In your copy of the data, omit the pictures and keep all else exactly as given.

(Data about app and page elements)
────────────────
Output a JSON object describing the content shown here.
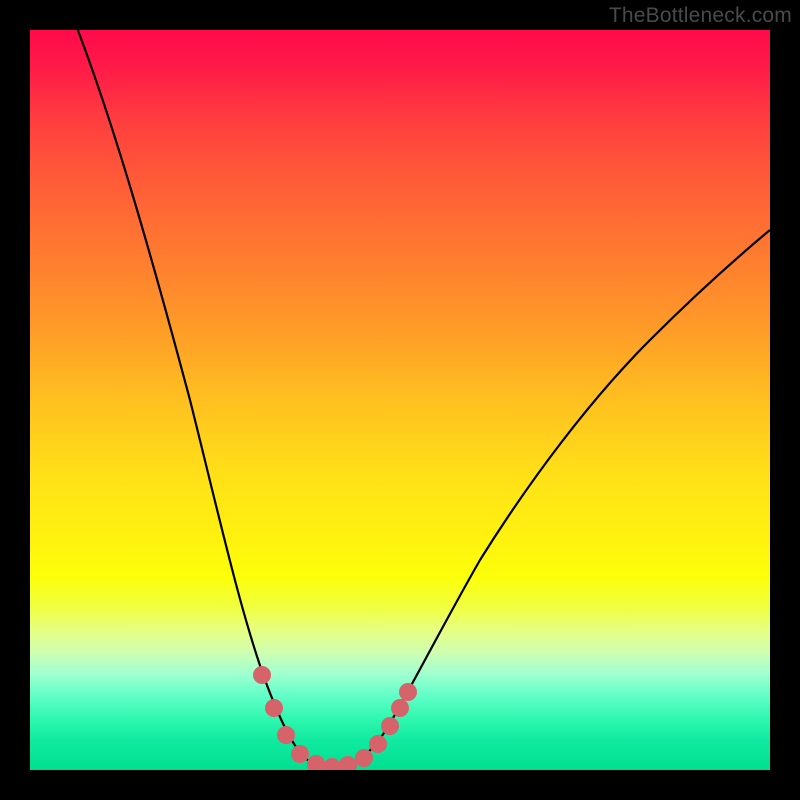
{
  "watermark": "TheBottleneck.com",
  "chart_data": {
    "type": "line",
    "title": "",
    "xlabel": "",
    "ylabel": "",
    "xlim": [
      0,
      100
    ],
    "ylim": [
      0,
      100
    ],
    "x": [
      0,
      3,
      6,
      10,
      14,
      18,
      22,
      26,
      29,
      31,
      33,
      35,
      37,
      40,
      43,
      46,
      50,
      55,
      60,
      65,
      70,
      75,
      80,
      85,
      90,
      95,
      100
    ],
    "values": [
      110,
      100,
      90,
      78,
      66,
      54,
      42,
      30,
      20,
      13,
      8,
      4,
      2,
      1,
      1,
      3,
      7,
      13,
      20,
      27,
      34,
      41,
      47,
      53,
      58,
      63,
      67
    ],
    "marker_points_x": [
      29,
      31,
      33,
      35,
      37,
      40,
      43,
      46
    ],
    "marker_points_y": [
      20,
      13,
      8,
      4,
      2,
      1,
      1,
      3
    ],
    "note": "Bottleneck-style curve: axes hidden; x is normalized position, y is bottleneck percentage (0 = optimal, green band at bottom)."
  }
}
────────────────
## REPLY TO THE TASK
Output a JSON object describing the content shown here.
{
  "watermark": "TheBottleneck.com",
  "chart_data": {
    "type": "line",
    "title": "",
    "xlabel": "",
    "ylabel": "",
    "xlim": [
      0,
      100
    ],
    "ylim": [
      0,
      100
    ],
    "x": [
      0,
      3,
      6,
      10,
      14,
      18,
      22,
      26,
      29,
      31,
      33,
      35,
      37,
      40,
      43,
      46,
      50,
      55,
      60,
      65,
      70,
      75,
      80,
      85,
      90,
      95,
      100
    ],
    "values": [
      110,
      100,
      90,
      78,
      66,
      54,
      42,
      30,
      20,
      13,
      8,
      4,
      2,
      1,
      1,
      3,
      7,
      13,
      20,
      27,
      34,
      41,
      47,
      53,
      58,
      63,
      67
    ],
    "marker_points_x": [
      29,
      31,
      33,
      35,
      37,
      40,
      43,
      46
    ],
    "marker_points_y": [
      20,
      13,
      8,
      4,
      2,
      1,
      1,
      3
    ],
    "note": "Bottleneck-style curve: axes hidden; x is normalized position, y is bottleneck percentage (0 = optimal, green band at bottom)."
  }
}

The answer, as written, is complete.